Another name that intrigues me is Scooter Gennett. Gennett recorded an .874 OPS in 2017 with the Reds and a .847 OPS with Cincinnati in 2018 as well. Gennett’s 2019 season started with a groin injury that would linger all year, ruining his season that started with the Reds and ended with a release from the Giants. I think if Gennett is fully healed, taking a shot at him could end up rewarding the White Sox very nicely. As Gennett is also a lefty, he can give the White Sox some power from the left side and at 2B until Madrigal is ready. Gennett can then take a bench role and give the Sox a formidable lefty to use in different situations. Like Kipnis, it wouldn’t take over $5 million to sign Gennett.

Right Field

The White Sox addressed right field by trading for Nomar Mazara during the Winter Meetings. Mazara may very well get a chance to be the everyday right fielder, but the White Sox should go out and get a right-handed hitter to platoon with Mazara. A few free agents would make sense if the White Sox went this route.

Yasiel Puig

Puig slashed .267/.327/.458 last year with the Reds and Indians, adding 24 HRs and 84 RBIs. He had a better OBP against lefties but a better slugging percentage against righties. Puig could platoon with Mazara, especially since his market seems weak and he may have to settle for a one year deal. There’s a rumor that he and Jose Abreu don’t see eye to eye, as Puig is a bit of a loose cannon, but I don’t see why it couldn’t work out. If the Sox can sign Puig, I could see it being somewhere along the lines of $10 million to $15 million for one year.

Kevin Pillar

Pillar is one of the premier defensive outfielders in the game. He can play all three positions and play them all at a Gold-Glove level. You may think Adam Engel, but Pillar has much more power and is a better hitter. Pillar also is a much better hitter against lefties than righties, which would be a perfect option to platoon with Mazara. If the White Sox can get a deal done, it would likely be somewhere in the $5 million to $10 million range for a year.
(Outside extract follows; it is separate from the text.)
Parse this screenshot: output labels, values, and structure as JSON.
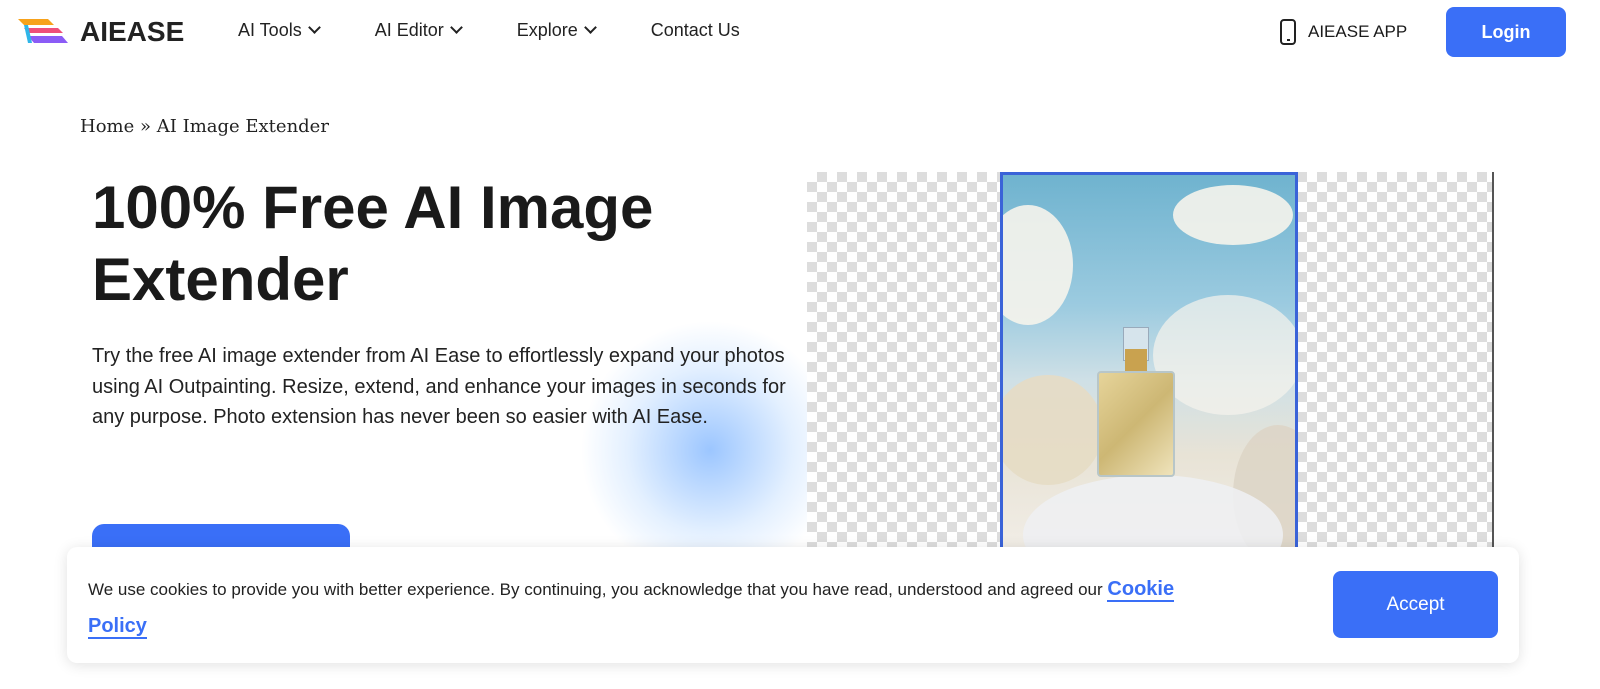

These are the three areas I think the White Sox could address next in the offseason before pitchers and catchers report on February 12th. If they can address all three, the White Sox will have had one of their best offseasons in franchise history. Just for fun, I’m going to look at what a 26-man roster could possibly look like in mid-summer with these three additions, along with the addition of Nick Madrigal and injured pitchers Michael Kopech and Carlos Rodon. I know it’s a long shot, but this roster would be deadly.

  • SP Lucas Giolito
  • SP Dallas Kuechel
  • SP Michael Kopech
  • SP Gio Gonzalez
  • SP Dylan Cease
  • SP/RP Carlos Rodon
  • RP Alex Colome
  • RP Aaron Bummer
  • RP Steve Cishek
  • RP Pedro Strop/Ken Giles
  • RP Evan Marshall
  • RP Jace Fry
  • RP Jimmy Cordero
  • C Yasmani Grandal
  • C James McCann
  • 1B Jose Abreu
  • 1B/DH Edwin Encarnacion
  • 2B Nick Madrigal
  • 2B Jason Kipnis/Scooter Gennett
  • SS Tim Anderson
  • 3B Yoan Moncada
  • LF Eloy Jimenez
  • CF Luis Robert
  • RF Nomar Mazara
  • RF Yasiel Puig/Kevin Pillar
  • UTL Leury Garcia

I think this roster would be the best in the AL Central. They would have depth not only at the plate but also in starting pitching, which is something the White Sox haven’t had in a very very long time. I think Reynaldo Lopez is the odd man out and could be traded around the deadline or sent to Charlotte if all of the starting pitchers are healthy, which is most likely not going to be the case. I have Rodon slotted as a starter and reliever, as I think the Sox will ease him back in after his Tommy John surgery, but he would be a starter if the Sox are thin in the rotation come July.

It may be unlikely the White Sox address all three of the areas mentioned, but I believe all three are possible and at least one or two can be addressed. Either way, the South Side of Chicago should be excited about what is coming in 2020 and beyond.


Featured Photo: Charlie Riedel/AP